ACTIVITY: Everything in the data except the pictures belongs in your answer, copied exactly.
INFORMATION SHOWN Block Start
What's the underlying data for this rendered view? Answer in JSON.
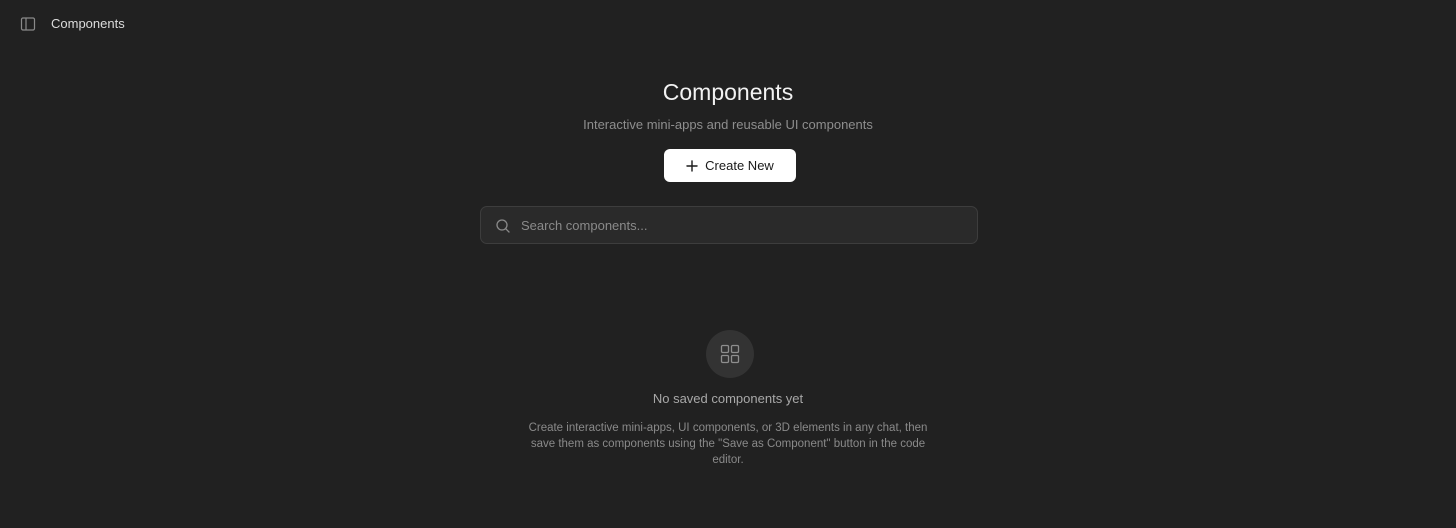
{
  "topbar": {
    "title": "Components",
    "toggle_icon": "sidebar-toggle-icon"
  },
  "header": {
    "title": "Components",
    "subtitle": "Interactive mini-apps and reusable UI components"
  },
  "actions": {
    "create_label": "Create New",
    "create_icon": "plus-icon"
  },
  "search": {
    "placeholder": "Search components...",
    "value": "",
    "icon": "search-icon"
  },
  "empty_state": {
    "icon": "grid-icon",
    "title": "No saved components yet",
    "description": "Create interactive mini-apps, UI components, or 3D elements in any chat, then save them as components using the \"Save as Component\" button in the code editor."
  },
  "colors": {
    "background": "#212121",
    "button_bg": "#ffffff",
    "input_bg": "#2a2a2a",
    "input_border": "#3d3d3d",
    "icon_circle": "#333333"
  }
}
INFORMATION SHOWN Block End
RESPONSE BELOW:
What's the underlying data for this rendered view? Answer in JSON.
{
  "topbar": {
    "title": "Components",
    "toggle_icon": "sidebar-toggle-icon"
  },
  "header": {
    "title": "Components",
    "subtitle": "Interactive mini-apps and reusable UI components"
  },
  "actions": {
    "create_label": "Create New",
    "create_icon": "plus-icon"
  },
  "search": {
    "placeholder": "Search components...",
    "value": "",
    "icon": "search-icon"
  },
  "empty_state": {
    "icon": "grid-icon",
    "title": "No saved components yet",
    "description": "Create interactive mini-apps, UI components, or 3D elements in any chat, then save them as components using the \"Save as Component\" button in the code editor."
  },
  "colors": {
    "background": "#212121",
    "button_bg": "#ffffff",
    "input_bg": "#2a2a2a",
    "input_border": "#3d3d3d",
    "icon_circle": "#333333"
  }
}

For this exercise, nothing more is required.